- GOAL OF THE EXERCISE: Could you say how many lines in the entries contain the string "session"? Give only that number.
● ● ● ● ●
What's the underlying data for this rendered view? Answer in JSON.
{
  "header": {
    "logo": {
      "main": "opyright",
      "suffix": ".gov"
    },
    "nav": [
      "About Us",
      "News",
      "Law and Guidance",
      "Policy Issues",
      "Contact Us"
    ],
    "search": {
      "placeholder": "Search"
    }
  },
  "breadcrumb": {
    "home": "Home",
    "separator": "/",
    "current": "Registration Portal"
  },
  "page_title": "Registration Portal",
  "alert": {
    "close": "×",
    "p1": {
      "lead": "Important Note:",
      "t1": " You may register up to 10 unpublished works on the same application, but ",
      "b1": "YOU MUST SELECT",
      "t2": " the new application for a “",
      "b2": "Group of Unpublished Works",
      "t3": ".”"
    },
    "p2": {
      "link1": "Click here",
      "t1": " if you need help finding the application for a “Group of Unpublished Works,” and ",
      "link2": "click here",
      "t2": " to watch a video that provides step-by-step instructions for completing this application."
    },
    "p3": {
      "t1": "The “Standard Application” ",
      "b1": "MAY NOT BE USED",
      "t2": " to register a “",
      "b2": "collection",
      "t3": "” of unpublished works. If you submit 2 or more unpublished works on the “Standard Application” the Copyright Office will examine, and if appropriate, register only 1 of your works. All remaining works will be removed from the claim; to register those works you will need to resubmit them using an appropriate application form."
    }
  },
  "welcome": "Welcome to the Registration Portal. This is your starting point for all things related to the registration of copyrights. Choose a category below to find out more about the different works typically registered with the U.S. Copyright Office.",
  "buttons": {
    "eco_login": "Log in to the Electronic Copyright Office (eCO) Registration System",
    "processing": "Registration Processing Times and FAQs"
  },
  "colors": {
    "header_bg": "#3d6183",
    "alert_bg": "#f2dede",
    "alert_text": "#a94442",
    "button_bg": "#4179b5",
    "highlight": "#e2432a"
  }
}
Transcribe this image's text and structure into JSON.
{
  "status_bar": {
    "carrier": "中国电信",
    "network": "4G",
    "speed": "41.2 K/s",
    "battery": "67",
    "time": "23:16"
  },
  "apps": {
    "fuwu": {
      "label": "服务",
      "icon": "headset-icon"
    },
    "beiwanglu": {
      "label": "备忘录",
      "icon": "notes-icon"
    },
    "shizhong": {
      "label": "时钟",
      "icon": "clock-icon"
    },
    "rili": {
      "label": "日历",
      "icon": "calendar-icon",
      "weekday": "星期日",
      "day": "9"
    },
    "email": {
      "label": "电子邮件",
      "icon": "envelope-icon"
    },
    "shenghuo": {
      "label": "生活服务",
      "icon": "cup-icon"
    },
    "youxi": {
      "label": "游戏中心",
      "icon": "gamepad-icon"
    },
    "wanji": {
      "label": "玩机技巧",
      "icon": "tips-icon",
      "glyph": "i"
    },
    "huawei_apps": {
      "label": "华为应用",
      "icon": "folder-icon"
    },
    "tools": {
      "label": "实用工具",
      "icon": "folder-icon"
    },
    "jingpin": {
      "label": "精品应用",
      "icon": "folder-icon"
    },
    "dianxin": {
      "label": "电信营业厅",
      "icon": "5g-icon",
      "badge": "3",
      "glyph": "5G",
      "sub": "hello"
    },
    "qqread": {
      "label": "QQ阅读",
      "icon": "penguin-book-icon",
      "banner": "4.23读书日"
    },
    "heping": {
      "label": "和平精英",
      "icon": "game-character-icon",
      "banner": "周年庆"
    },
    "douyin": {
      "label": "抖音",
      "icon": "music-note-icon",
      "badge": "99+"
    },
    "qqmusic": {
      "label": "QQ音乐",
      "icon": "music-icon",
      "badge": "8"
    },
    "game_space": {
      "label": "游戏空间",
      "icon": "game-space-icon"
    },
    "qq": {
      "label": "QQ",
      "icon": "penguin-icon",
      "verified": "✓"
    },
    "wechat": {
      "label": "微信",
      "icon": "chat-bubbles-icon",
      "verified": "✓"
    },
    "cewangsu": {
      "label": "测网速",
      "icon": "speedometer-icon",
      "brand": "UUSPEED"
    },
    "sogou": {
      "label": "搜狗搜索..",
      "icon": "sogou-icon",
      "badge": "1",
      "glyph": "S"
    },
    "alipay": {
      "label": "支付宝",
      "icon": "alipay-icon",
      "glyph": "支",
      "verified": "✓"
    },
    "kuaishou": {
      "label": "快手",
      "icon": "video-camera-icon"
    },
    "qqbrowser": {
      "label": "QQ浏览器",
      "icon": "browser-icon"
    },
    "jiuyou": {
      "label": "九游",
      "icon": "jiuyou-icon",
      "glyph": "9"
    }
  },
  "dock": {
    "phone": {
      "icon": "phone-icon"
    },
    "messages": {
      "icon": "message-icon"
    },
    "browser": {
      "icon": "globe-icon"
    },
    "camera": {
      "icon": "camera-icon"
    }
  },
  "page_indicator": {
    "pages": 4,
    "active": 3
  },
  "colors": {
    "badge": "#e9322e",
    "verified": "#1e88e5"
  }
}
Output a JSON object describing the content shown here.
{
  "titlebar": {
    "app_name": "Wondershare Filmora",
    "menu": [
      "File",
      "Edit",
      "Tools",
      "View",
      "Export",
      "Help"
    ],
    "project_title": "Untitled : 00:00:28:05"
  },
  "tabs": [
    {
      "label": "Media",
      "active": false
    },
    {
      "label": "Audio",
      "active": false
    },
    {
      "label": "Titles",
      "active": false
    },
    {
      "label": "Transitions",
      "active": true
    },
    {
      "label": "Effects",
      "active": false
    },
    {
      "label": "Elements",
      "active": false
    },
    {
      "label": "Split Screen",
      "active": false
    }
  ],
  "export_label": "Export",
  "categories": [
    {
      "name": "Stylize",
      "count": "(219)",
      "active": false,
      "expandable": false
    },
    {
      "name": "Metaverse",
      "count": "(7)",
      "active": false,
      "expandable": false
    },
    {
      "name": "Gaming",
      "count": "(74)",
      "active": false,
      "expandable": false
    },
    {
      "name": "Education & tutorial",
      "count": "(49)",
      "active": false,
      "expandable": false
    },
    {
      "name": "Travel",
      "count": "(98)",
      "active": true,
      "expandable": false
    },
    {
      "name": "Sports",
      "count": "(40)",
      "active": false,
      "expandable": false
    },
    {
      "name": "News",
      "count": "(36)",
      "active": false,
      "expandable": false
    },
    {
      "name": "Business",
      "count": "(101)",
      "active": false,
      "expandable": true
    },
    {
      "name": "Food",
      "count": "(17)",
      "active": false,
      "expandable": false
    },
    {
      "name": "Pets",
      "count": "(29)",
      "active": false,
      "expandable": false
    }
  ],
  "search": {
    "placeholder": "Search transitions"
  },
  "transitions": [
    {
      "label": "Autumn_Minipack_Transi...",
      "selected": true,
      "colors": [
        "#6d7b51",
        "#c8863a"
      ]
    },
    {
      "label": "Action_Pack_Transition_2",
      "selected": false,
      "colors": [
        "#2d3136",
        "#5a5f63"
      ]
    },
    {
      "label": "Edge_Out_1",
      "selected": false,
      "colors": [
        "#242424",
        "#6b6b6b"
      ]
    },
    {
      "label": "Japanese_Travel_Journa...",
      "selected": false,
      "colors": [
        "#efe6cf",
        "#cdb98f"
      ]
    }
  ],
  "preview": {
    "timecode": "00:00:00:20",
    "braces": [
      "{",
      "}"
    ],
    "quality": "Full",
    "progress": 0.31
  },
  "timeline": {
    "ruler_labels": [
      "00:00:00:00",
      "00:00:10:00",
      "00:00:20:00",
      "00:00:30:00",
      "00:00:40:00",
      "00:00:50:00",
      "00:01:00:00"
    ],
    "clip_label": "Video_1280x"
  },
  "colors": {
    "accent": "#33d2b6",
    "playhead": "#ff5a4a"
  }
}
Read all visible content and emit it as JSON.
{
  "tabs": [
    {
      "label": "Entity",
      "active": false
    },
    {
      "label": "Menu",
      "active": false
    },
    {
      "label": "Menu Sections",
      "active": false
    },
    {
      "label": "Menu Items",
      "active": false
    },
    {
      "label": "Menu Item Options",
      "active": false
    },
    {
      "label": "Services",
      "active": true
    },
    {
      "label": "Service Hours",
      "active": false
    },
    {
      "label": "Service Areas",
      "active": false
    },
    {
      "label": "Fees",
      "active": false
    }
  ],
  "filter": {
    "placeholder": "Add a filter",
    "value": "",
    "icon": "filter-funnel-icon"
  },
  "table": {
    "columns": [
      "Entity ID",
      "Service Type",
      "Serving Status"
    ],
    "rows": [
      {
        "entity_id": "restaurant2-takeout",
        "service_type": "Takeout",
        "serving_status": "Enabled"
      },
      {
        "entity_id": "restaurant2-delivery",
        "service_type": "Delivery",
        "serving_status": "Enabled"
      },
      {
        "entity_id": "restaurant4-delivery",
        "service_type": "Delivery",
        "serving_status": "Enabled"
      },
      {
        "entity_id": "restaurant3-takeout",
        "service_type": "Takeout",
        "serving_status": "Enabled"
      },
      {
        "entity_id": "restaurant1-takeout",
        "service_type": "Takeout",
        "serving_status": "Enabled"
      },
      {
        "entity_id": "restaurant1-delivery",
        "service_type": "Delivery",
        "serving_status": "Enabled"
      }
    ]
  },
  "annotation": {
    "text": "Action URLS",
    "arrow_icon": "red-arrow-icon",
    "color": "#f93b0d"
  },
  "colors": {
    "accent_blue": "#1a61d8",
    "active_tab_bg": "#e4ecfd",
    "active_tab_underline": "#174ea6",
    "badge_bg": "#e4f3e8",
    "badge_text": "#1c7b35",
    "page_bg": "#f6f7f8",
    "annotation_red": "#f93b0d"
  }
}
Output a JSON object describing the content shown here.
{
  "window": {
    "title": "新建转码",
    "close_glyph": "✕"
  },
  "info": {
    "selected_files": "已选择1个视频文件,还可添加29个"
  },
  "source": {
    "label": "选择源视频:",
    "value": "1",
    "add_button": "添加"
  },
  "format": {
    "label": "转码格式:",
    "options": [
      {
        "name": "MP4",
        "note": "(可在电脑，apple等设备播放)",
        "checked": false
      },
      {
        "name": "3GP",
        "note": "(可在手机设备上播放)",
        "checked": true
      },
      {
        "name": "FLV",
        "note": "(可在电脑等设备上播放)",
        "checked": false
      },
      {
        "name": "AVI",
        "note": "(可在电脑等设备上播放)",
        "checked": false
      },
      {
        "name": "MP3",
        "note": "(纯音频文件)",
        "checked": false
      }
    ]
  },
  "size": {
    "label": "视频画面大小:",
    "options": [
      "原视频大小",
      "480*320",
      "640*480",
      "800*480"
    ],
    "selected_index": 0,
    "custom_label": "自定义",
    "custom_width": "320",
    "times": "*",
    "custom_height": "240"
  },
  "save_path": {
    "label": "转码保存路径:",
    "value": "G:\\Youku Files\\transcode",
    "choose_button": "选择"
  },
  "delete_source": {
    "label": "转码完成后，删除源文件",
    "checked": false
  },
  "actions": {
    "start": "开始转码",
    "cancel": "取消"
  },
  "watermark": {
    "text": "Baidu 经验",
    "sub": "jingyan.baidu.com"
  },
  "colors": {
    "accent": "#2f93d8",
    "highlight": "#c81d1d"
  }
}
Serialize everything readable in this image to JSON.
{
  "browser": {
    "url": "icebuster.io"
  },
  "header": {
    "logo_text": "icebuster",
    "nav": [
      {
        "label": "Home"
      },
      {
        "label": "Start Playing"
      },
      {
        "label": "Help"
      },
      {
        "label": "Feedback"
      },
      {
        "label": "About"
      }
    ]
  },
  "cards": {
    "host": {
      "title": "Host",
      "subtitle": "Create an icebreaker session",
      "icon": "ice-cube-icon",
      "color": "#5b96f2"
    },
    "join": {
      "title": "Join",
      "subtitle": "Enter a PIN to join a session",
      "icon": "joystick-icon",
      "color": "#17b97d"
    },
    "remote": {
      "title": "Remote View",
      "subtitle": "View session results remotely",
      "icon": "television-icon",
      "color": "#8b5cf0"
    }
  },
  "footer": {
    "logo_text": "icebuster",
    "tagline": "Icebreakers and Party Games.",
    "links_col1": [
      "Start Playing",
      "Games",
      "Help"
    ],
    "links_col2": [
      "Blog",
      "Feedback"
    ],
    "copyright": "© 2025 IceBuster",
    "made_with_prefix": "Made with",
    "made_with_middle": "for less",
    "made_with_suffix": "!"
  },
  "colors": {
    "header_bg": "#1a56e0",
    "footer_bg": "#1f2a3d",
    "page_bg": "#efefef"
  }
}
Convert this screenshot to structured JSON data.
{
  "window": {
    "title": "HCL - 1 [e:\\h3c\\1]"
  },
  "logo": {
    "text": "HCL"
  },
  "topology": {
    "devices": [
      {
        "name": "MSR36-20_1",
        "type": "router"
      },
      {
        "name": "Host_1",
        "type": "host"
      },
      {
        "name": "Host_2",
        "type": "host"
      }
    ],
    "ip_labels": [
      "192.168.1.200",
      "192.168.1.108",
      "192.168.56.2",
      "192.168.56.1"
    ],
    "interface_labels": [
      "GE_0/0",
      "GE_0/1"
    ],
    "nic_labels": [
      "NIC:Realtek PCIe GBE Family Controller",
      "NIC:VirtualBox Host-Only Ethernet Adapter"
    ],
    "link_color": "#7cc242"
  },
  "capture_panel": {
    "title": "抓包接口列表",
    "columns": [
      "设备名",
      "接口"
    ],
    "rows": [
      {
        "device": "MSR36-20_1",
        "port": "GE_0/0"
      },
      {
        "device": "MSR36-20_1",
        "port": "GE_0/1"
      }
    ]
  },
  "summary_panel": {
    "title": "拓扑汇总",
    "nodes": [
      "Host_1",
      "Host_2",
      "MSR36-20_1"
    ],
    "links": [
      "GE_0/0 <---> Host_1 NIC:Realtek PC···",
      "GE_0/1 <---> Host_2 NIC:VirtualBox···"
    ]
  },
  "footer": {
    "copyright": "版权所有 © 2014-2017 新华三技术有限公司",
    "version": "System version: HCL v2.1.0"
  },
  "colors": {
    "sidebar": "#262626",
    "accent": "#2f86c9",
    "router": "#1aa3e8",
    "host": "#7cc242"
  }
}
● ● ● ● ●
- OUTPUT OF THE TASK: 3